As young girls, she and her two sisters began singing, along with their parents and brothers in a family gospel group known as Southern Cross.
After her parents gave up singing, the three sisters continued, gradually beginning to sing country music under the new name of Papa’s Pride. With a great local following while playing in clubs, fairs and anywhere people wanted to hear good music, the sisters had an urge to take their talent on the road.
The trio embarked on a trip to Nashville, Tennessee in an attempt to become recognized in the country music field. It was an expensive lesson for three young women from small town America.
(Shown above with Chris Sercer is Vince Gill a country music legend.)
Around 1990, they admit to having been na├»ve when they undertook the trip to country music headquarters. Thinking that others would take them for what they saw themselves—good singers who wanted to record music—they seemed surprised that Nashville was full of young singers who were in search of a contract and a shot at the Grand Old Opry. Tiring of the grind with very little hope as a country trio, Sercer’s sisters, Donna and Celia decided they had had it with the grind of Nashville. The trio suddenly became a solo vocalist, Chris Sercer, who was not ready to give up the dream.
Sercer is the first one to admit that the road to stardom is one that can only be described as a rough and rocky road. “My sisters and I were all married with children,” Sercer said. “They were my best friends and still are, and I could never blame them for deciding not to pursue the dream any further. It is especially difficult if you are on the road and your family is back home. It is a lonely journey.”
After her two sisters decided to give up chasing the dream, Chris, continued to sing at every opportunity. When asked about American Idol—a popular reality television show—Sercer thinks it is a good idea for giving undiscovered talent an opportunity to become known. She has no ill feelings about having lost out in her bid to become a singer in Nashville. (Whispering Bill Anderson poses with our postal clerk.)

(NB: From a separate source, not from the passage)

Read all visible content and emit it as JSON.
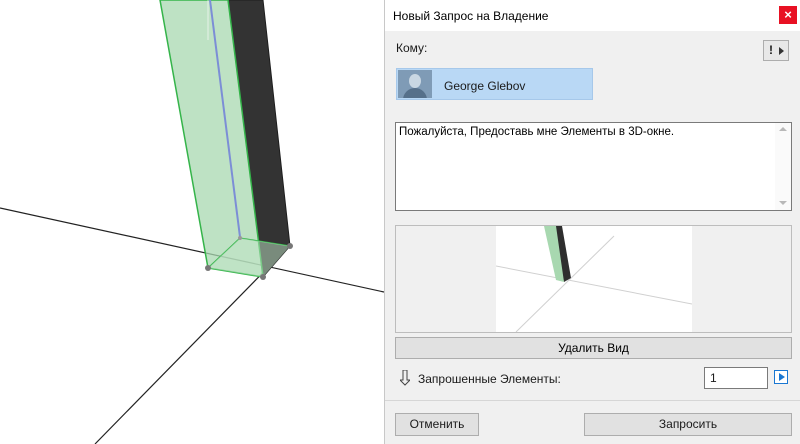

“I was represented by a group in Brunswick, Georgia for about a year,” she said. “They thought they could get me some chances in the country music capitol, but eventually they ran short of cash. I did sing once in the Charlie Daniels Roundup Talent Show, but was beaten out by a very talented singer. There is no question that she had the talent to win.”
Through it all, she has no remorse about trying. She said her husband, Jerry Sercer was always her biggest supporter—never wavering—bodyguard, chauffer, and fan. If she wanted to try out for anything, he was always encouraging her to do so. (Chris and her husband, Jerry Sercer have two sons and a granddaughter. Jerry is the owner of his own business as a land mover.)

(Shown in this picture are Chris Sercer and one of her favorite horses, Needle Rey.)
Today, the couple own better than 25 horses, a passion they share. Each year, they look forward to a trip to Oklahoma where they participate as a couple in the rodeo. In addition, Chris begins the festivities by singing the National Anthem. ‘It is a great honor, lots of fun, and something we look forward to doing each year,” she said.
Where does the singer/postal clerk go from here? “Wherever the road takes us,” she said. “Life is good! When the opportunity arises for me to sing, I do it. I always sing from the heart, so much the better if people find my singing enjoyable.”
After watching the energy she brings to the stage along with a voice that Nashville missed out on, there is little doubt among her supporters that she has many fans.

(One of those fans is Little Jimmy Dickens of the Grand Ole Opry.)
“She sings Patsy Cline songs better than Patsy did,” said Julie Stewart, booking agent extraordinaire for the Arts Council.
She has been a lead-in singer for the Hall of Fame country group, Alabama, T. G. Shepherd and others. .”
Off and on she has been chasing her dream for years. She has a CD album of her songs available for purchase. She continues to look for her big break. Until that happens, Chris Sercer will continue singing and working the window at the Post Office.